§ REQUIRED WORK
Make an exact copy of all the records that follow, apart from the pictures.

DATA FOR PROCESSING Start Marker

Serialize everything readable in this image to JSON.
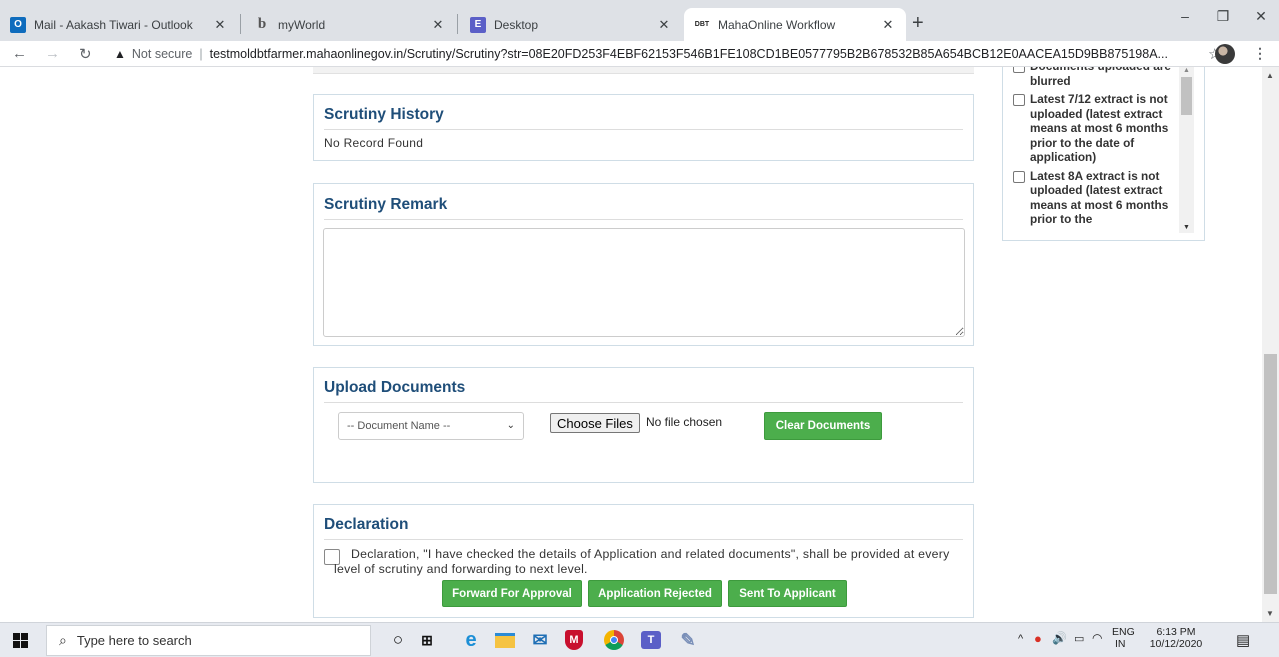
{
  "browser": {
    "tabs": [
      {
        "title": "Mail - Aakash Tiwari - Outlook",
        "icon": "outlook-icon",
        "color": "#0f6cbd"
      },
      {
        "title": "myWorld",
        "icon": "myworld-icon",
        "color": "#555555"
      },
      {
        "title": "Desktop",
        "icon": "desktop-icon",
        "color": "#5b5fc7"
      },
      {
        "title": "MahaOnline Workflow",
        "icon": "dbt-icon",
        "color": "#222222"
      }
    ],
    "new_tab": "+",
    "window_controls": [
      "–",
      "❐",
      "✕"
    ],
    "address": {
      "security": "Not secure",
      "url": "testmoldbtfarmer.mahaonlinegov.in/Scrutiny/Scrutiny?str=08E20FD253F4EBF62153F546B1FE108CD1BE0577795B2B678532B85A654BCB12E0AACEA15D9BB875198A..."
    }
  },
  "page": {
    "scrutiny_history": {
      "title": "Scrutiny History",
      "empty_text": "No Record Found"
    },
    "scrutiny_remark": {
      "title": "Scrutiny Remark",
      "value": ""
    },
    "upload_documents": {
      "title": "Upload Documents",
      "document_select": "-- Document Name --",
      "choose_files": "Choose Files",
      "no_file": "No file chosen",
      "clear_button": "Clear Documents"
    },
    "declaration": {
      "title": "Declaration",
      "text": "Declaration, \"I have checked the details of Application and related documents\", shall be provided at every level of scrutiny and forwarding to next level.",
      "buttons": {
        "forward": "Forward For Approval",
        "rejected": "Application Rejected",
        "sent": "Sent To Applicant"
      }
    },
    "checklist": [
      "Documents uploaded are blurred",
      "Latest 7/12 extract is not uploaded (latest extract means at most 6 months prior to the date of application)",
      "Latest 8A extract is not uploaded (latest extract means at most 6 months prior to the"
    ]
  },
  "taskbar": {
    "search_placeholder": "Type here to search",
    "tray": {
      "lang": "ENG",
      "region": "IN",
      "time": "6:13 PM",
      "date": "10/12/2020"
    }
  }
}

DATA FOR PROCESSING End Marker

§ RESPONSE TO THE TASK
Serialize everything readable in this image to JSON.
{
  "browser": {
    "tabs": [
      {
        "title": "Mail - Aakash Tiwari - Outlook",
        "icon": "outlook-icon",
        "color": "#0f6cbd"
      },
      {
        "title": "myWorld",
        "icon": "myworld-icon",
        "color": "#555555"
      },
      {
        "title": "Desktop",
        "icon": "desktop-icon",
        "color": "#5b5fc7"
      },
      {
        "title": "MahaOnline Workflow",
        "icon": "dbt-icon",
        "color": "#222222"
      }
    ],
    "new_tab": "+",
    "window_controls": [
      "–",
      "❐",
      "✕"
    ],
    "address": {
      "security": "Not secure",
      "url": "testmoldbtfarmer.mahaonlinegov.in/Scrutiny/Scrutiny?str=08E20FD253F4EBF62153F546B1FE108CD1BE0577795B2B678532B85A654BCB12E0AACEA15D9BB875198A..."
    }
  },
  "page": {
    "scrutiny_history": {
      "title": "Scrutiny History",
      "empty_text": "No Record Found"
    },
    "scrutiny_remark": {
      "title": "Scrutiny Remark",
      "value": ""
    },
    "upload_documents": {
      "title": "Upload Documents",
      "document_select": "-- Document Name --",
      "choose_files": "Choose Files",
      "no_file": "No file chosen",
      "clear_button": "Clear Documents"
    },
    "declaration": {
      "title": "Declaration",
      "text": "Declaration, \"I have checked the details of Application and related documents\", shall be provided at every level of scrutiny and forwarding to next level.",
      "buttons": {
        "forward": "Forward For Approval",
        "rejected": "Application Rejected",
        "sent": "Sent To Applicant"
      }
    },
    "checklist": [
      "Documents uploaded are blurred",
      "Latest 7/12 extract is not uploaded (latest extract means at most 6 months prior to the date of application)",
      "Latest 8A extract is not uploaded (latest extract means at most 6 months prior to the"
    ]
  },
  "taskbar": {
    "search_placeholder": "Type here to search",
    "tray": {
      "lang": "ENG",
      "region": "IN",
      "time": "6:13 PM",
      "date": "10/12/2020"
    }
  }
}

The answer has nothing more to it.